Asian shares, commodities and the euro fell on Friday on growing doubts that European leaders can forge a credible borrowing scheme to tackle the euro zone's debt crisis at a summit in Brussels.
Losses accelerated and the Australian dollar, a bellwether for investor appetite for risk, dived after EU diplomats said it had been agreed that a new permanent bailout fund would not have a banking licence, meaning it would not be able to borrow from the European Central Bank (ECB).
The euro and the Aussie then pared some losses after the leaders said the euro zone planned to make available up to 200 billion euros to the International Monetary Fund to beef up its resources.
MSCI's broadest index of Asia Pacific shares outside Japan <.MIAPJ0000PUS> slid as much as 2.8 percent for a weekly drop of 3.5 percent, led by the risk-sensitive materials sector <.MIAPJMT00PUS>, while Japan's Nikkei stock average <.N225> dropped 1.5 percent.
The euro pulled back from a session low around $1.3310, just above a one-week low of $1.3289 touched the day before, to stand at $1.3332, while Wall Street stock futures dipped as much as 0.4 percent.
The knee-jerk was to the downside, even though we knew every single one of the headlines and there was nothing that we didn't know 24 hours ago, said Sue Trinh, a senior currency strategist at Royal Bank of Canada in Hong Kong. What we can take away from this is that markets are very nervous.
European shares were set to fall on Friday, with financial spread betters predicting Britain's FTSE 100 <.FTSE> to open down 0.8 percent, Germany's DAX <.GDAXI> falling 1 percent, and France's CAC-40 <.FCHI> to drop 0.7 percent.
In a further sign that Europe's debt crisis is undermining global growth, China said its annual inflation rate fell to 4.2 percent last month, while the November producer price index tumbled to 2.7 percent from October's 5 percent rise, raising expectations of more easing to combat deteriorating growth.
EU diplomats, updating reporters after talks in Brussels late on Thursday had stretched into the early hours of Friday, said the leaders had failed to secure backing from all 27 countries to change the EU treaty, meaning any deal would now likely involve the 17 euro zone countries, plus any others that wanted to join.

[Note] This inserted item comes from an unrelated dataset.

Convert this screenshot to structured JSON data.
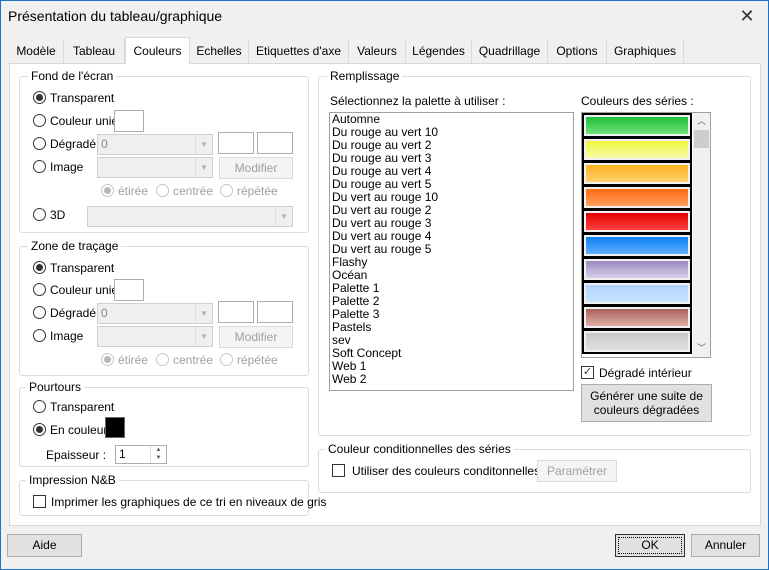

The summit, which concludes later on Friday, looked set to adopt a new system of fiscal discipline, but sentiment worsened after the ECB dashed hopes it would serve as lender of last resort, and as Germany rejected a long-term goal of issuing common euro zone bonds.
Markets won't be relieved by Europe agreeing to fiscal discipline alone, and sentiment will only improve if the ECB, the ultimate source of funds, agrees to step in, said Junya Tanase, chief currency strategist at JPMorgan Chase in Tokyo.
STAGNANT ON KEY ISSUE
The ECB on Thursday cut its key interest rate by 25 basis points to 1 percent, introduced ultra-long euro liquidity loans, and widened the collateral base in a bid to ease the strain in money markets.
Financial strains are likely to remain strong until a scheme for containing the debt crisis is firmly set in place, as banks, with huge exposure to euro zone sovereign bonds, refrain from lending in the markets.
Fiscal discipline can't be achieved overnight and in the meantime, credit contraction will intensify, so the most urgent task for policymakers is to take decisive measures to put a firm cap on bond yields and relieve funding pressures, said Takeo Okuhara, a fund manager at Daiwa SB Investments.
European sovereign debt yields had spiked on Thursday, pushing 10-year Italian yields up to 6.51 percent and Spanish 10-year yields up to 5.82 percent.
The risk-averse sentiment carried over to Asian credit markets, with spreads on the iTraxx Asia ex-Japan investment grade index widening by 8 basis points on Friday.
The markets were priced for perfection from the summit, it looks like we're not going to get it, said David Scutt, a trader at Arab Bank in Sydney.
Risk-aversion pushed down the 10-year Japanese government bond yield to 1.015 percent, the lowest since November 25, while spot gold inched up 0.2 percent to $1,710.80 an ounce on the back of a fall in stocks.
Oil prices extended falls on Friday, with U.S. crude futures down 0.4 percent after settling down more than 2 percent the day before for its steepest single-day loss since November 17.
U.S. grain futures eased on Friday, with wheat extending losses in the Asian session.
(Additional reporting by Lisa Twaronite in Tokyo and Ian Chua in Sydney; Editing by Ian Geoghegan)